**DATA IN THIS EXERCISE**
=-=-=

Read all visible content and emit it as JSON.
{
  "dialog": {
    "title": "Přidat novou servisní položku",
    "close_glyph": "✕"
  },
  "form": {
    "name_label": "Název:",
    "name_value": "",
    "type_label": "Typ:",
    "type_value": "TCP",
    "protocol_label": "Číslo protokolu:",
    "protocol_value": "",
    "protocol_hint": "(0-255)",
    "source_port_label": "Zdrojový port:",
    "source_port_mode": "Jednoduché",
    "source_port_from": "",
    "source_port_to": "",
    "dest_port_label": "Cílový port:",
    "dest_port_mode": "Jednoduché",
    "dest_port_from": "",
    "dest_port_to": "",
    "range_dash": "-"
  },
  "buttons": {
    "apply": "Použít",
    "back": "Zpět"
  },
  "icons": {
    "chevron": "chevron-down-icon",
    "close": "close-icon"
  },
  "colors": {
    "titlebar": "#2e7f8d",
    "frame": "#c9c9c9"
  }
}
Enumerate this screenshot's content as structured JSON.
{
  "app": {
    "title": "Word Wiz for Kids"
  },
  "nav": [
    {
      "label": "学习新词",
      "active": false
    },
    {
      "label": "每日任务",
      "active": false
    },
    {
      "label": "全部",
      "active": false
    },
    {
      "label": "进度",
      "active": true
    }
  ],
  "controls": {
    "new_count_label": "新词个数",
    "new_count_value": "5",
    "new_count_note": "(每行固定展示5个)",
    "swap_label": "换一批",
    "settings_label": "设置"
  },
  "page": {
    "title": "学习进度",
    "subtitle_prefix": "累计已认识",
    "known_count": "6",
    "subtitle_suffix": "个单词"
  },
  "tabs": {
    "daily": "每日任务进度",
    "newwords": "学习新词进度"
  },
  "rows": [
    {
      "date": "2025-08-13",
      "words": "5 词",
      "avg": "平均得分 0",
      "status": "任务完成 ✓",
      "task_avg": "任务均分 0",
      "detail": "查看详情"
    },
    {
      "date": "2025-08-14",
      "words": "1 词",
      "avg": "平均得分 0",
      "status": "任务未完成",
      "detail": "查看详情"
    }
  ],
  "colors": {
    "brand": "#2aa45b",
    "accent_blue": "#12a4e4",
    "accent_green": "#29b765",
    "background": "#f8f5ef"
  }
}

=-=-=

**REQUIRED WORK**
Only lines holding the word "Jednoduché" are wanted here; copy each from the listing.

**ANSWER SECTION**
    "source_port_mode": "Jednoduché",
    "dest_port_mode": "Jednoduché",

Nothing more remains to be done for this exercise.